=== Data in this exercise ===

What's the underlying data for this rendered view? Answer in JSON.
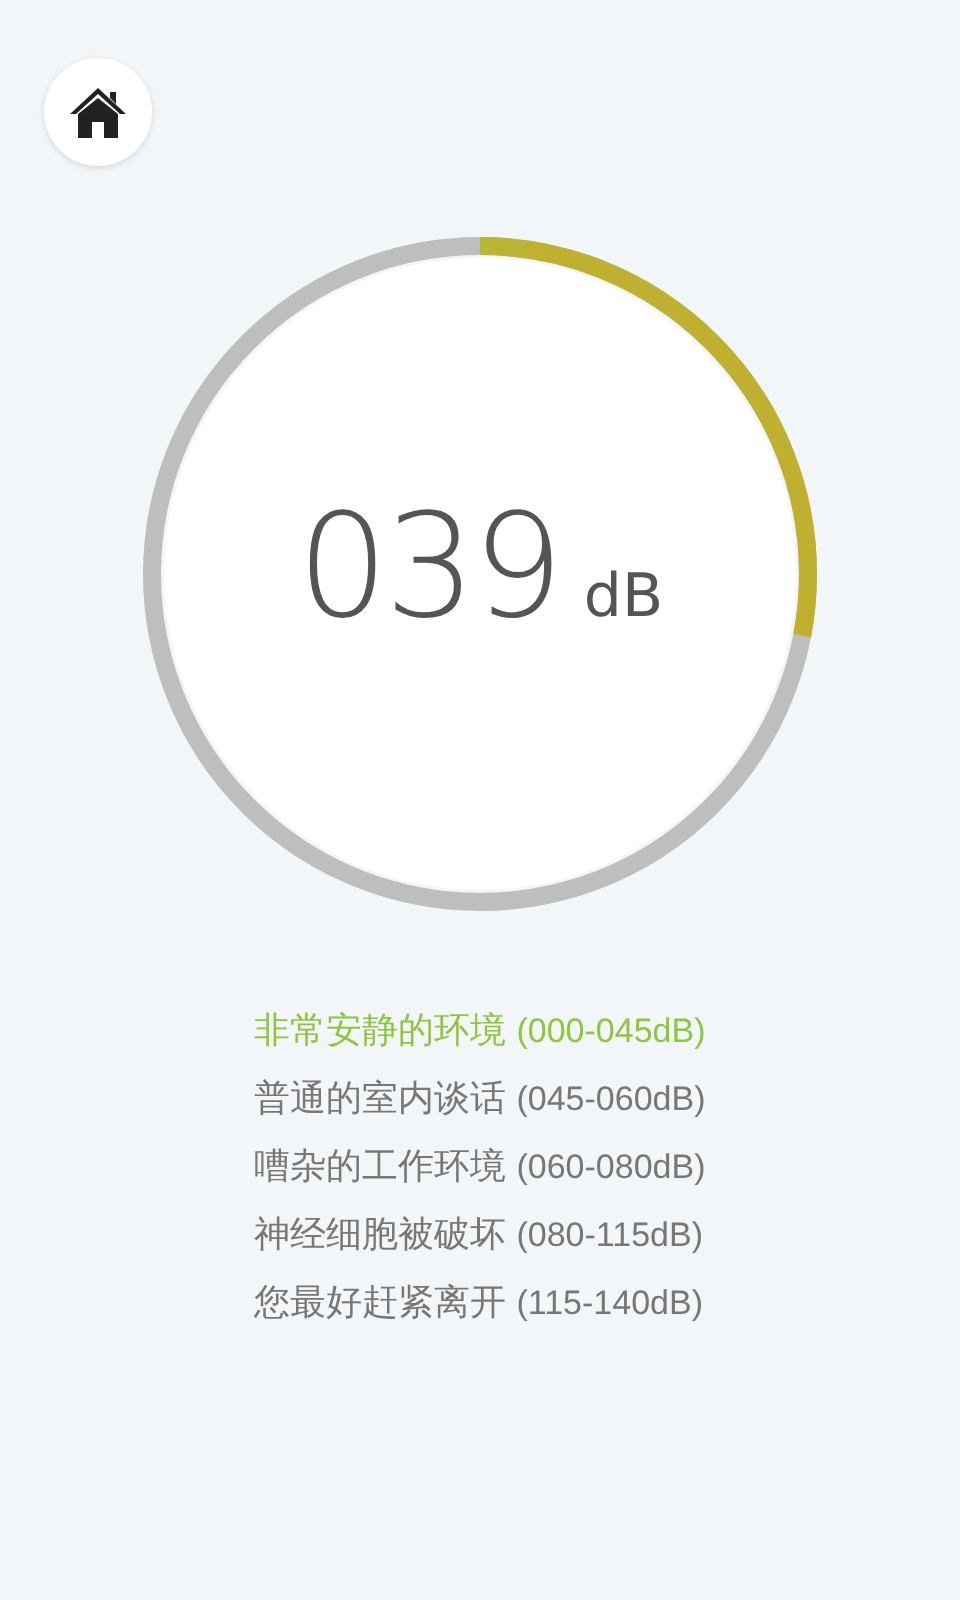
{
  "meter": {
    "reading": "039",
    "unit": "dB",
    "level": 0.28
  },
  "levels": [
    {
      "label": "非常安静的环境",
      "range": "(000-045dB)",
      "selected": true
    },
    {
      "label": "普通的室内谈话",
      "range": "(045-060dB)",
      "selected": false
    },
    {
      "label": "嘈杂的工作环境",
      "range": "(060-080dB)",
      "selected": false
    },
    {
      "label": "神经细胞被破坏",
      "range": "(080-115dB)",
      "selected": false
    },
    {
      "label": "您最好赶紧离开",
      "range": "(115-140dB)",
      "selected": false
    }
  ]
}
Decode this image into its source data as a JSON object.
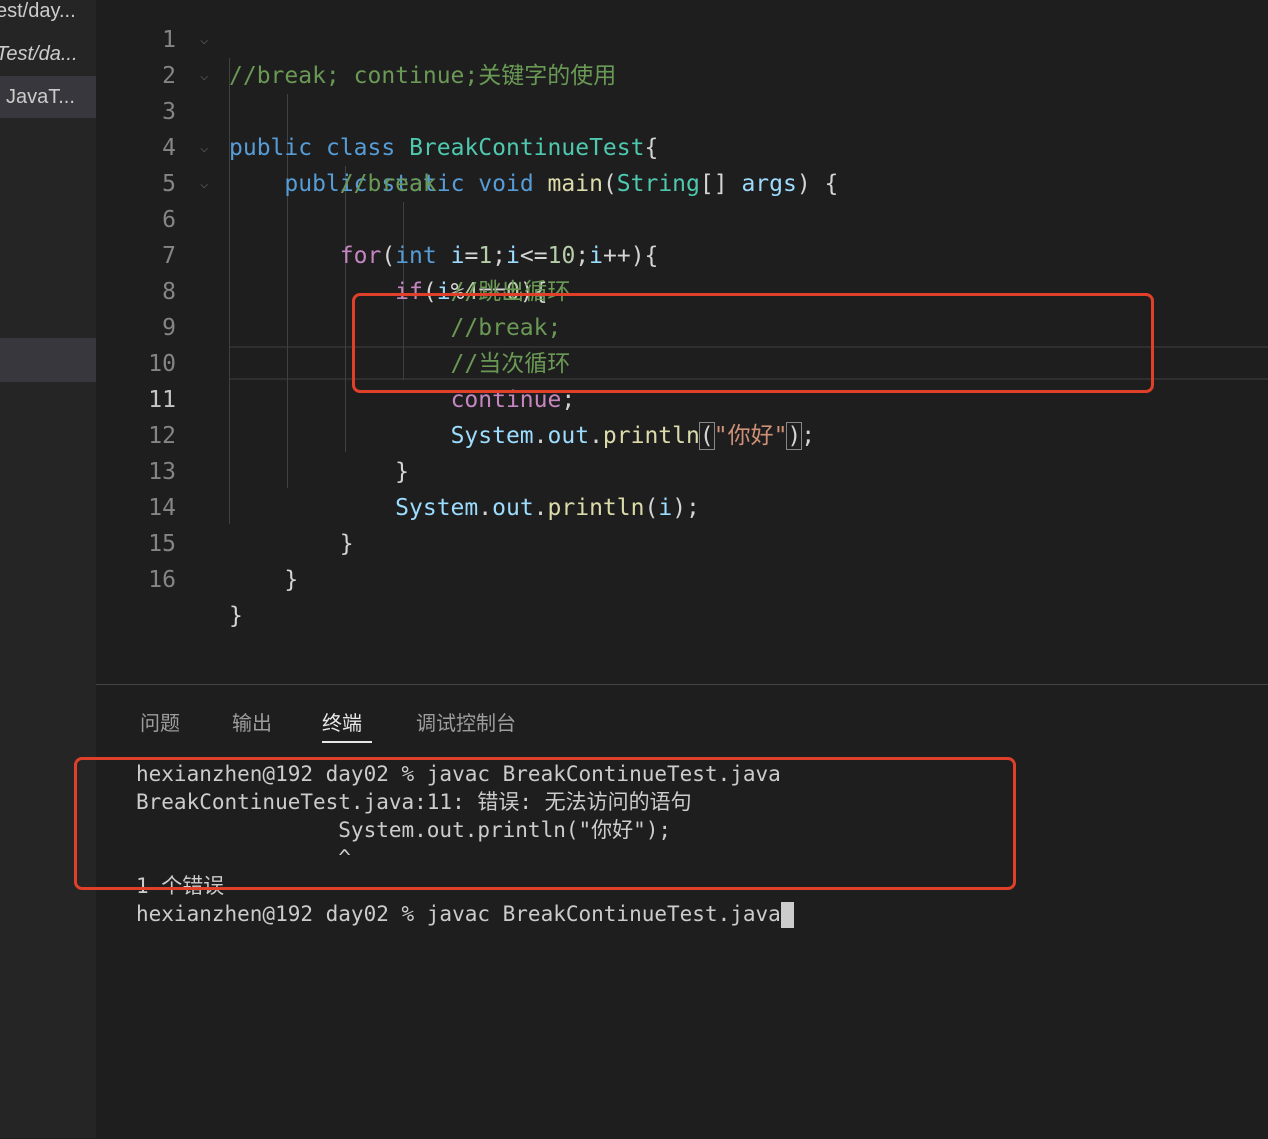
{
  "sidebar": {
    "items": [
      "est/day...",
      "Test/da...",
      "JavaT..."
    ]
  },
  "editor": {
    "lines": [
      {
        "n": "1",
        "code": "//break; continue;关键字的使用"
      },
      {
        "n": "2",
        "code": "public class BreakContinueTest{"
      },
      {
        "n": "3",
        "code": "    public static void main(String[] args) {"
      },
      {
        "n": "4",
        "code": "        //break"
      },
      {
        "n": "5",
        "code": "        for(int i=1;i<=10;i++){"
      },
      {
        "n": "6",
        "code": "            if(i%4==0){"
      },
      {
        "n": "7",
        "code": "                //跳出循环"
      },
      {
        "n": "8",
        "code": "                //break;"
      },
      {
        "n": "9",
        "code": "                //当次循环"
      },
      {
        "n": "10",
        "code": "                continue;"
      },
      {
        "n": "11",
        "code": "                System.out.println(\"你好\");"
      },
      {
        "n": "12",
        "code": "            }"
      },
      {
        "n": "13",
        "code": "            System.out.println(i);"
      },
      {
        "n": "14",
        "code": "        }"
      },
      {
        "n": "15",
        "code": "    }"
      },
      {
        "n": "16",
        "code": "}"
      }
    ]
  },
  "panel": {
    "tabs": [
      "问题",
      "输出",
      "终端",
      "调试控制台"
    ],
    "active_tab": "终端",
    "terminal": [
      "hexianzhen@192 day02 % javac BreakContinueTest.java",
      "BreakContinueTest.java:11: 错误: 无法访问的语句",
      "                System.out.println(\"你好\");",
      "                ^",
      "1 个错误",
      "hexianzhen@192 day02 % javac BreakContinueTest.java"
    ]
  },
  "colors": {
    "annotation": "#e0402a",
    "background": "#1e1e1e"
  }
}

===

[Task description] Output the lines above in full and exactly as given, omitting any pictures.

[Task output]
What's the underlying data for this rendered view? Answer in JSON.
{
  "meter": {
    "reading": "039",
    "unit": "dB",
    "level": 0.28
  },
  "levels": [
    {
      "label": "非常安静的环境",
      "range": "(000-045dB)",
      "selected": true
    },
    {
      "label": "普通的室内谈话",
      "range": "(045-060dB)",
      "selected": false
    },
    {
      "label": "嘈杂的工作环境",
      "range": "(060-080dB)",
      "selected": false
    },
    {
      "label": "神经细胞被破坏",
      "range": "(080-115dB)",
      "selected": false
    },
    {
      "label": "您最好赶紧离开",
      "range": "(115-140dB)",
      "selected": false
    }
  ]
}
Decode this image into its source data as a JSON object.
{
  "sidebar": {
    "items": [
      "est/day...",
      "Test/da...",
      "JavaT..."
    ]
  },
  "editor": {
    "lines": [
      {
        "n": "1",
        "code": "//break; continue;关键字的使用"
      },
      {
        "n": "2",
        "code": "public class BreakContinueTest{"
      },
      {
        "n": "3",
        "code": "    public static void main(String[] args) {"
      },
      {
        "n": "4",
        "code": "        //break"
      },
      {
        "n": "5",
        "code": "        for(int i=1;i<=10;i++){"
      },
      {
        "n": "6",
        "code": "            if(i%4==0){"
      },
      {
        "n": "7",
        "code": "                //跳出循环"
      },
      {
        "n": "8",
        "code": "                //break;"
      },
      {
        "n": "9",
        "code": "                //当次循环"
      },
      {
        "n": "10",
        "code": "                continue;"
      },
      {
        "n": "11",
        "code": "                System.out.println(\"你好\");"
      },
      {
        "n": "12",
        "code": "            }"
      },
      {
        "n": "13",
        "code": "            System.out.println(i);"
      },
      {
        "n": "14",
        "code": "        }"
      },
      {
        "n": "15",
        "code": "    }"
      },
      {
        "n": "16",
        "code": "}"
      }
    ]
  },
  "panel": {
    "tabs": [
      "问题",
      "输出",
      "终端",
      "调试控制台"
    ],
    "active_tab": "终端",
    "terminal": [
      "hexianzhen@192 day02 % javac BreakContinueTest.java",
      "BreakContinueTest.java:11: 错误: 无法访问的语句",
      "                System.out.println(\"你好\");",
      "                ^",
      "1 个错误",
      "hexianzhen@192 day02 % javac BreakContinueTest.java"
    ]
  },
  "colors": {
    "annotation": "#e0402a",
    "background": "#1e1e1e"
  }
}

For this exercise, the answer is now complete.